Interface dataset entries
Content starts
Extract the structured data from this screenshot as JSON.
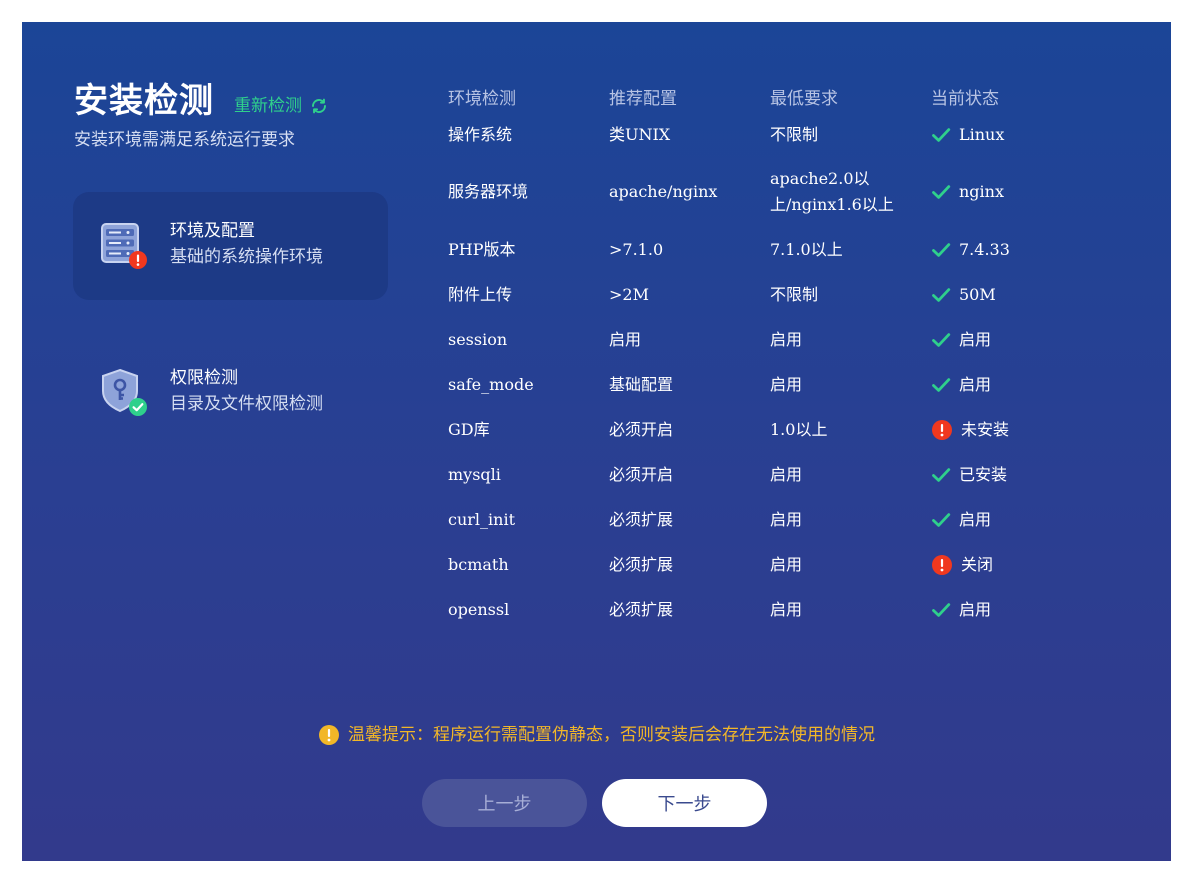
{
  "header": {
    "title": "安装检测",
    "recheck_label": "重新检测",
    "subtitle": "安装环境需满足系统运行要求"
  },
  "steps": [
    {
      "title": "环境及配置",
      "desc": "基础的系统操作环境",
      "icon": "server-icon",
      "badge": "error-badge-icon",
      "active": true
    },
    {
      "title": "权限检测",
      "desc": "目录及文件权限检测",
      "icon": "shield-key-icon",
      "badge": "success-badge-icon",
      "active": false
    }
  ],
  "table": {
    "headers": [
      "环境检测",
      "推荐配置",
      "最低要求",
      "当前状态"
    ],
    "rows": [
      {
        "name": "操作系统",
        "recommended": "类UNIX",
        "minimum": "不限制",
        "status": "Linux",
        "ok": true
      },
      {
        "name": "服务器环境",
        "recommended": "apache/nginx",
        "minimum": "apache2.0以上/nginx1.6以上",
        "status": "nginx",
        "ok": true
      },
      {
        "name": "PHP版本",
        "recommended": ">7.1.0",
        "minimum": "7.1.0以上",
        "status": "7.4.33",
        "ok": true
      },
      {
        "name": "附件上传",
        "recommended": ">2M",
        "minimum": "不限制",
        "status": "50M",
        "ok": true
      },
      {
        "name": "session",
        "recommended": "启用",
        "minimum": "启用",
        "status": "启用",
        "ok": true
      },
      {
        "name": "safe_mode",
        "recommended": "基础配置",
        "minimum": "启用",
        "status": "启用",
        "ok": true
      },
      {
        "name": "GD库",
        "recommended": "必须开启",
        "minimum": "1.0以上",
        "status": "未安装",
        "ok": false
      },
      {
        "name": "mysqli",
        "recommended": "必须开启",
        "minimum": "启用",
        "status": "已安装",
        "ok": true
      },
      {
        "name": "curl_init",
        "recommended": "必须扩展",
        "minimum": "启用",
        "status": "启用",
        "ok": true
      },
      {
        "name": "bcmath",
        "recommended": "必须扩展",
        "minimum": "启用",
        "status": "关闭",
        "ok": false
      },
      {
        "name": "openssl",
        "recommended": "必须扩展",
        "minimum": "启用",
        "status": "启用",
        "ok": true
      }
    ]
  },
  "tip": {
    "icon": "warning-icon",
    "text": "温馨提示：程序运行需配置伪静态，否则安装后会存在无法使用的情况"
  },
  "buttons": {
    "prev_label": "上一步",
    "next_label": "下一步"
  },
  "colors": {
    "accent_green": "#2fd08c",
    "error_red": "#f0381f",
    "warning_yellow": "#f2b728",
    "panel_top": "#1b4597",
    "panel_bottom": "#323a8c"
  }
}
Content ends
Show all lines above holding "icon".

**Solution to the problem:**
      "icon": "server-icon",
      "badge": "error-badge-icon",
      "icon": "shield-key-icon",
      "badge": "success-badge-icon",
    "icon": "warning-icon",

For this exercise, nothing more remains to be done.